- WHAT THE EXERCISE ASKS
Output all records verbatim.

- EXTRACTED RECORDS
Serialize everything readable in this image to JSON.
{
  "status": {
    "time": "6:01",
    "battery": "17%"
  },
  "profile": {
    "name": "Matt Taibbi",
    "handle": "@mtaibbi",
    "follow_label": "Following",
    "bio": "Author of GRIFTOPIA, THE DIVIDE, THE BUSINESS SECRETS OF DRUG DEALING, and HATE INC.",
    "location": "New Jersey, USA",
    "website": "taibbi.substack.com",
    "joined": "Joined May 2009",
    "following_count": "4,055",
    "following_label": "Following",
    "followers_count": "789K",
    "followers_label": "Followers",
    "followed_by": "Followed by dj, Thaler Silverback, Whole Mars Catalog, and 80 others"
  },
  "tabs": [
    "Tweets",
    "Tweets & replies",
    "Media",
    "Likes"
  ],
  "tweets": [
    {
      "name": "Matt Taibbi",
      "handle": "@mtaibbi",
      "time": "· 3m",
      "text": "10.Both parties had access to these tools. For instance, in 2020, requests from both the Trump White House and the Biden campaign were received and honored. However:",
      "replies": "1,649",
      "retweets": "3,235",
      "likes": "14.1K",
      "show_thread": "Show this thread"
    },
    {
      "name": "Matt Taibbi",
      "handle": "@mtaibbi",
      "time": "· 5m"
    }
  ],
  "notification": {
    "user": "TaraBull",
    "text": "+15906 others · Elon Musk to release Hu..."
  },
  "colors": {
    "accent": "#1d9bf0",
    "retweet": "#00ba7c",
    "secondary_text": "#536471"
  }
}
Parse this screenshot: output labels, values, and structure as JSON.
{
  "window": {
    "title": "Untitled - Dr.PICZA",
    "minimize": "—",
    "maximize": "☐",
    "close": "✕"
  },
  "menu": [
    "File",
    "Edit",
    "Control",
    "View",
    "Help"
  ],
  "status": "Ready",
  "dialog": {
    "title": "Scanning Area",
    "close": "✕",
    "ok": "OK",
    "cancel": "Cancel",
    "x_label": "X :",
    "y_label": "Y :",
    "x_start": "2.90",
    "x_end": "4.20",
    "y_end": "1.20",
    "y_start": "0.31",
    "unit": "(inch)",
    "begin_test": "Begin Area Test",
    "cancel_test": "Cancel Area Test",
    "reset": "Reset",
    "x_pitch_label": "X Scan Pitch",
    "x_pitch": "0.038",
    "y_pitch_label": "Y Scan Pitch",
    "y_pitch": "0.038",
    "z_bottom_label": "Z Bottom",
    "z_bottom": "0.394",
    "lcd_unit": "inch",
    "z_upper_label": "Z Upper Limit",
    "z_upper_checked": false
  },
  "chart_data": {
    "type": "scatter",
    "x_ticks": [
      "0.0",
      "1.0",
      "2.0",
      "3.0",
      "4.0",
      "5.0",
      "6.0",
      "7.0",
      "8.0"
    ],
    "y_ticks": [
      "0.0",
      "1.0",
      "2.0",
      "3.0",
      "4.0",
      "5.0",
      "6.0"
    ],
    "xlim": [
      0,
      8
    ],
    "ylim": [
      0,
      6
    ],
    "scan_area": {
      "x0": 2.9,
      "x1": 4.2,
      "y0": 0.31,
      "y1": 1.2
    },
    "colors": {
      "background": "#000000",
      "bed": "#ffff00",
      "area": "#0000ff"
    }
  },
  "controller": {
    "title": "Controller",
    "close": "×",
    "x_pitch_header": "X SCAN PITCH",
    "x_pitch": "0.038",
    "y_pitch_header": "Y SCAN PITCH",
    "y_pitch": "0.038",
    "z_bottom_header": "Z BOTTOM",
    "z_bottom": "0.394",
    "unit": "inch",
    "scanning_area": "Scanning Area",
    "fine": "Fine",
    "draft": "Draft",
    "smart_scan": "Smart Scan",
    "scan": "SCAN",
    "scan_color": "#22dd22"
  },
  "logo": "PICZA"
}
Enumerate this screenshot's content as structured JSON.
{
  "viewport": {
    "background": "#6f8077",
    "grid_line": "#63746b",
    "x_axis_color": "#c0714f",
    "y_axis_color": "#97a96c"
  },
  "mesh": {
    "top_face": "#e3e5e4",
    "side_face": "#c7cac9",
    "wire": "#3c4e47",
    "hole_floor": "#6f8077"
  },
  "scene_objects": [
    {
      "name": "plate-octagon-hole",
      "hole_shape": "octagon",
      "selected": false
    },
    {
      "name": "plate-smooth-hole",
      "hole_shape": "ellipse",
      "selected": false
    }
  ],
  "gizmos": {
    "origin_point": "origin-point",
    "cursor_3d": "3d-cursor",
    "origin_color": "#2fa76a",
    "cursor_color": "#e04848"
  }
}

- RESULT OF THE TASK
Serialize everything readable in this image to JSON.
{
  "status": {
    "time": "6:01",
    "battery": "17%"
  },
  "profile": {
    "name": "Matt Taibbi",
    "handle": "@mtaibbi",
    "follow_label": "Following",
    "bio": "Author of GRIFTOPIA, THE DIVIDE, THE BUSINESS SECRETS OF DRUG DEALING, and HATE INC.",
    "location": "New Jersey, USA",
    "website": "taibbi.substack.com",
    "joined": "Joined May 2009",
    "following_count": "4,055",
    "following_label": "Following",
    "followers_count": "789K",
    "followers_label": "Followers",
    "followed_by": "Followed by dj, Thaler Silverback, Whole Mars Catalog, and 80 others"
  },
  "tabs": [
    "Tweets",
    "Tweets & replies",
    "Media",
    "Likes"
  ],
  "tweets": [
    {
      "name": "Matt Taibbi",
      "handle": "@mtaibbi",
      "time": "· 3m",
      "text": "10.Both parties had access to these tools. For instance, in 2020, requests from both the Trump White House and the Biden campaign were received and honored. However:",
      "replies": "1,649",
      "retweets": "3,235",
      "likes": "14.1K",
      "show_thread": "Show this thread"
    },
    {
      "name": "Matt Taibbi",
      "handle": "@mtaibbi",
      "time": "· 5m"
    }
  ],
  "notification": {
    "user": "TaraBull",
    "text": "+15906 others · Elon Musk to release Hu..."
  },
  "colors": {
    "accent": "#1d9bf0",
    "retweet": "#00ba7c",
    "secondary_text": "#536471"
  }
}
Parse this screenshot: output labels, values, and structure as JSON.
{
  "window": {
    "title": "Untitled - Dr.PICZA",
    "minimize": "—",
    "maximize": "☐",
    "close": "✕"
  },
  "menu": [
    "File",
    "Edit",
    "Control",
    "View",
    "Help"
  ],
  "status": "Ready",
  "dialog": {
    "title": "Scanning Area",
    "close": "✕",
    "ok": "OK",
    "cancel": "Cancel",
    "x_label": "X :",
    "y_label": "Y :",
    "x_start": "2.90",
    "x_end": "4.20",
    "y_end": "1.20",
    "y_start": "0.31",
    "unit": "(inch)",
    "begin_test": "Begin Area Test",
    "cancel_test": "Cancel Area Test",
    "reset": "Reset",
    "x_pitch_label": "X Scan Pitch",
    "x_pitch": "0.038",
    "y_pitch_label": "Y Scan Pitch",
    "y_pitch": "0.038",
    "z_bottom_label": "Z Bottom",
    "z_bottom": "0.394",
    "lcd_unit": "inch",
    "z_upper_label": "Z Upper Limit",
    "z_upper_checked": false
  },
  "chart_data": {
    "type": "scatter",
    "x_ticks": [
      "0.0",
      "1.0",
      "2.0",
      "3.0",
      "4.0",
      "5.0",
      "6.0",
      "7.0",
      "8.0"
    ],
    "y_ticks": [
      "0.0",
      "1.0",
      "2.0",
      "3.0",
      "4.0",
      "5.0",
      "6.0"
    ],
    "xlim": [
      0,
      8
    ],
    "ylim": [
      0,
      6
    ],
    "scan_area": {
      "x0": 2.9,
      "x1": 4.2,
      "y0": 0.31,
      "y1": 1.2
    },
    "colors": {
      "background": "#000000",
      "bed": "#ffff00",
      "area": "#0000ff"
    }
  },
  "controller": {
    "title": "Controller",
    "close": "×",
    "x_pitch_header": "X SCAN PITCH",
    "x_pitch": "0.038",
    "y_pitch_header": "Y SCAN PITCH",
    "y_pitch": "0.038",
    "z_bottom_header": "Z BOTTOM",
    "z_bottom": "0.394",
    "unit": "inch",
    "scanning_area": "Scanning Area",
    "fine": "Fine",
    "draft": "Draft",
    "smart_scan": "Smart Scan",
    "scan": "SCAN",
    "scan_color": "#22dd22"
  },
  "logo": "PICZA"
}
Enumerate this screenshot's content as structured JSON.
{
  "viewport": {
    "background": "#6f8077",
    "grid_line": "#63746b",
    "x_axis_color": "#c0714f",
    "y_axis_color": "#97a96c"
  },
  "mesh": {
    "top_face": "#e3e5e4",
    "side_face": "#c7cac9",
    "wire": "#3c4e47",
    "hole_floor": "#6f8077"
  },
  "scene_objects": [
    {
      "name": "plate-octagon-hole",
      "hole_shape": "octagon",
      "selected": false
    },
    {
      "name": "plate-smooth-hole",
      "hole_shape": "ellipse",
      "selected": false
    }
  ],
  "gizmos": {
    "origin_point": "origin-point",
    "cursor_3d": "3d-cursor",
    "origin_color": "#2fa76a",
    "cursor_color": "#e04848"
  }
}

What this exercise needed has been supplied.